The firing of the rebuilt kiln was started up on December 31, 2019, after considerable effort to prepare the burners with help from Frank Willett and Big Jo’s Hardware. From the start, it was apparent the firing was difficult to control. The kiln jumped 300 degrees in the first 15 minutes necessitating a slow down. Started at 10:45 am, by 1:45 there was considerable fuming out the top. Slowly turning up the burners in small increments enable a temperature of 1330 by 2:15. Looking through the peep holes, it was seen that the tin foil was breaking down in the manner associated with a desirable temperature. Usually this point is reached at a temperature of 1450 or so, but the actual temperature inside the kiln was difficult to judge.
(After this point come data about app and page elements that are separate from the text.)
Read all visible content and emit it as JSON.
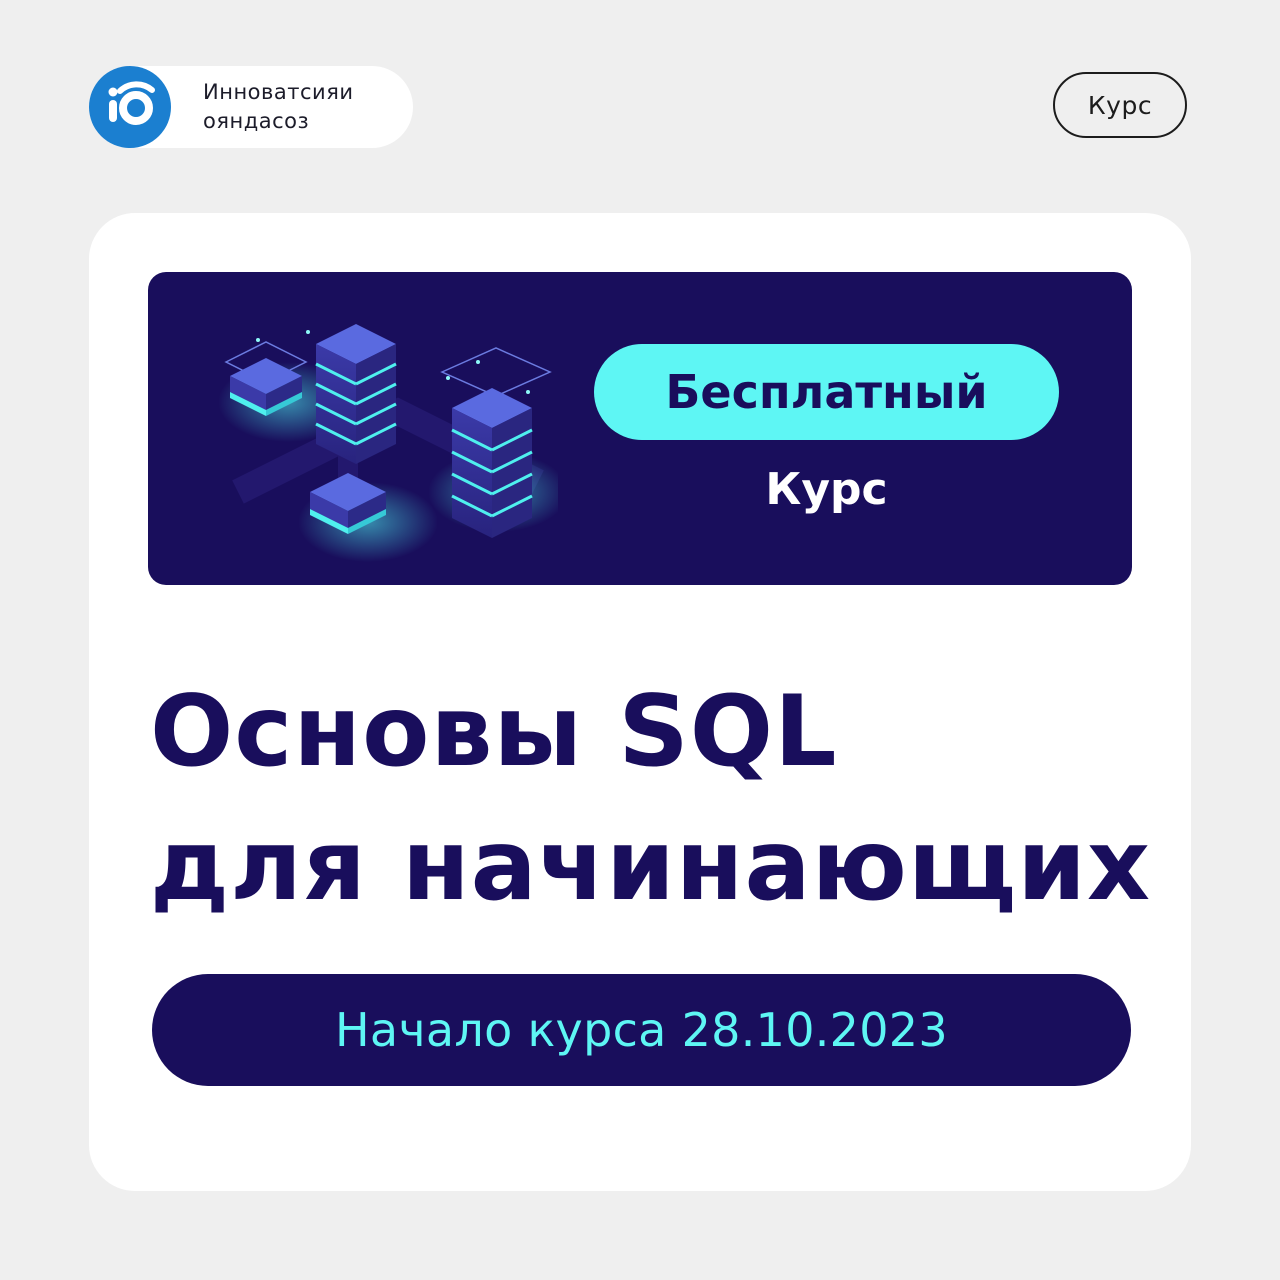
{
  "brand": {
    "logo_text": "io",
    "name_line1": "Инноватсияи",
    "name_line2": "ояндасоз"
  },
  "header": {
    "tag_label": "Курс"
  },
  "banner": {
    "free_label": "Бесплатный",
    "subtitle": "Курс"
  },
  "main": {
    "title_line1": "Основы SQL",
    "title_line2": "для начинающих",
    "start_label": "Начало курса 28.10.2023"
  },
  "colors": {
    "page_bg": "#efefef",
    "navy": "#190e5c",
    "cyan": "#5ef6f4",
    "logo_blue": "#1b7fd0"
  }
}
Because the firing length of 3.5 hours was deemed minimally long enough and because there had been considerable fuming coming out the top, it was decided to turn the kiln off.
Unloading of the kiln was delayed until January 6 because of weather and other activities. The firing crew was joined by friends and by Ghost Ranch Jan Term students for the exciting unwrapping. Click image below to see captions and larger images in a slide-show.
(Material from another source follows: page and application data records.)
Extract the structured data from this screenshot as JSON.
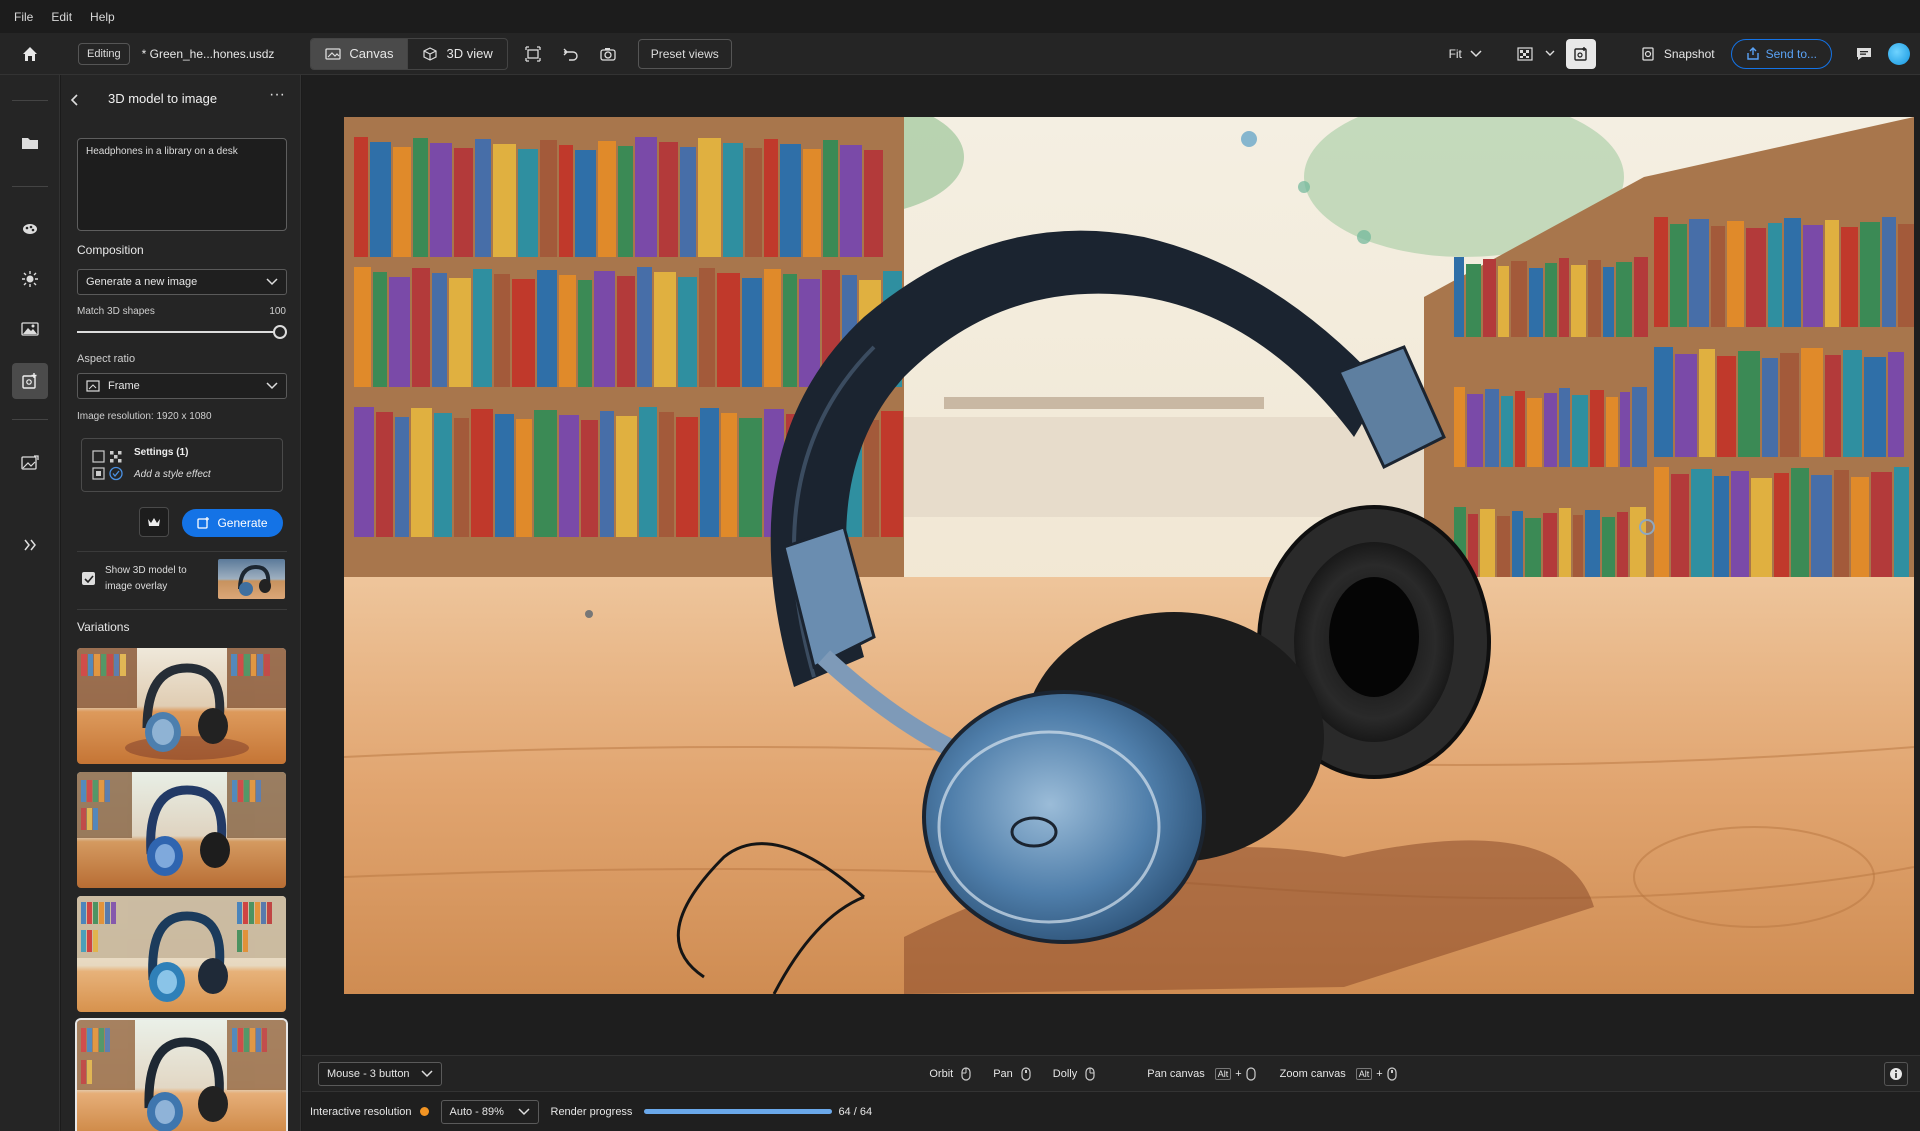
{
  "menu": [
    "File",
    "Edit",
    "Help"
  ],
  "toolbar": {
    "mode_badge": "Editing",
    "file_name": "* Green_he...hones.usdz",
    "canvas_label": "Canvas",
    "view3d_label": "3D view",
    "preset_views_label": "Preset views",
    "fit_label": "Fit",
    "snapshot_label": "Snapshot",
    "send_label": "Send to..."
  },
  "panel": {
    "title": "3D model to image",
    "prompt_text": "Headphones in a library on a desk",
    "composition_label": "Composition",
    "composition_value": "Generate a new image",
    "match_label": "Match 3D shapes",
    "match_value": "100",
    "match_level": 1.0,
    "aspect_label": "Aspect ratio",
    "aspect_value": "Frame",
    "resolution_text": "Image resolution: 1920 x 1080",
    "settings_label": "Settings (1)",
    "style_effect_label": "Add a style effect",
    "generate_label": "Generate",
    "overlay_label_1": "Show 3D model to",
    "overlay_label_2": "image overlay",
    "variations_label": "Variations"
  },
  "bottom": {
    "mouse_mode": "Mouse - 3 button",
    "orbit": "Orbit",
    "pan": "Pan",
    "dolly": "Dolly",
    "pan_canvas": "Pan canvas",
    "zoom_canvas": "Zoom canvas",
    "alt_key": "Alt",
    "plus": "+"
  },
  "status": {
    "interactive_label": "Interactive resolution",
    "resolution_value": "Auto - 89%",
    "render_label": "Render progress",
    "render_count": "64 / 64",
    "render_fraction": 1.0
  },
  "colors": {
    "accent": "#1473e6",
    "status_dot": "#f29423",
    "avatar": "#1fa3e6"
  }
}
Pictures of Kiln
Pictures of work unloaded from kiln
Results: The results showed considerable difference in the firing temperature top to bottom, with the top being mostly underfired and the bottom achieving too high a temperature. Work stacked along the outside edge of the shelves impeded air flow which could have added to this problem. In this firing, the “Less is more” principle did not hold, with the most color and pattern being achieved with more materials.
Conclusions: These are the conclusions of the participants:
More materials (combustibles, chemicals) may work better
Need more pyrometer holes to be able to judge temperature throughout kiln
Need to rearrange bricks under the shelves to encourage more air flow through and up the kiln.
Make a chimney, 8″, to put in the top to draw more air up.
Make a damper for the chimney and use to control fuming.
May need to enlarge the burner holes.
Aftermath: The people involved in the firing included Barbara Campbell, Judy Nelson-Moore, Luisa Baldinger, Cirrelda Snider-Bryan, JB Bryan, Anne Keener, Penne and Jack Roberts. Frank Willett, Barbara’s friend Tor, Anne’s husband Larry, and some of the Jan term folks gave assistance in various capacities. Even though the firing that was started on December 13 had to be aborted when the burners did not work and was not finished for almost a month, the participants felt that being able to spend an evening on December 13 at Ghost Ranch in winter with a small group was a sterling experience. Everyone got to really talk to each other, listen and learn, and we all developed a great respect and liking for everyone involved. This resulted in a reunion of firing participants on February 2nd in Santa Fe to discuss the results and celebrate. These types of fun and educational experiences are why we join NMPCA!
Thank you to Barbara Campbell, Cirrelda Snider-Bryan and Penne Roberts for contributing images to this article.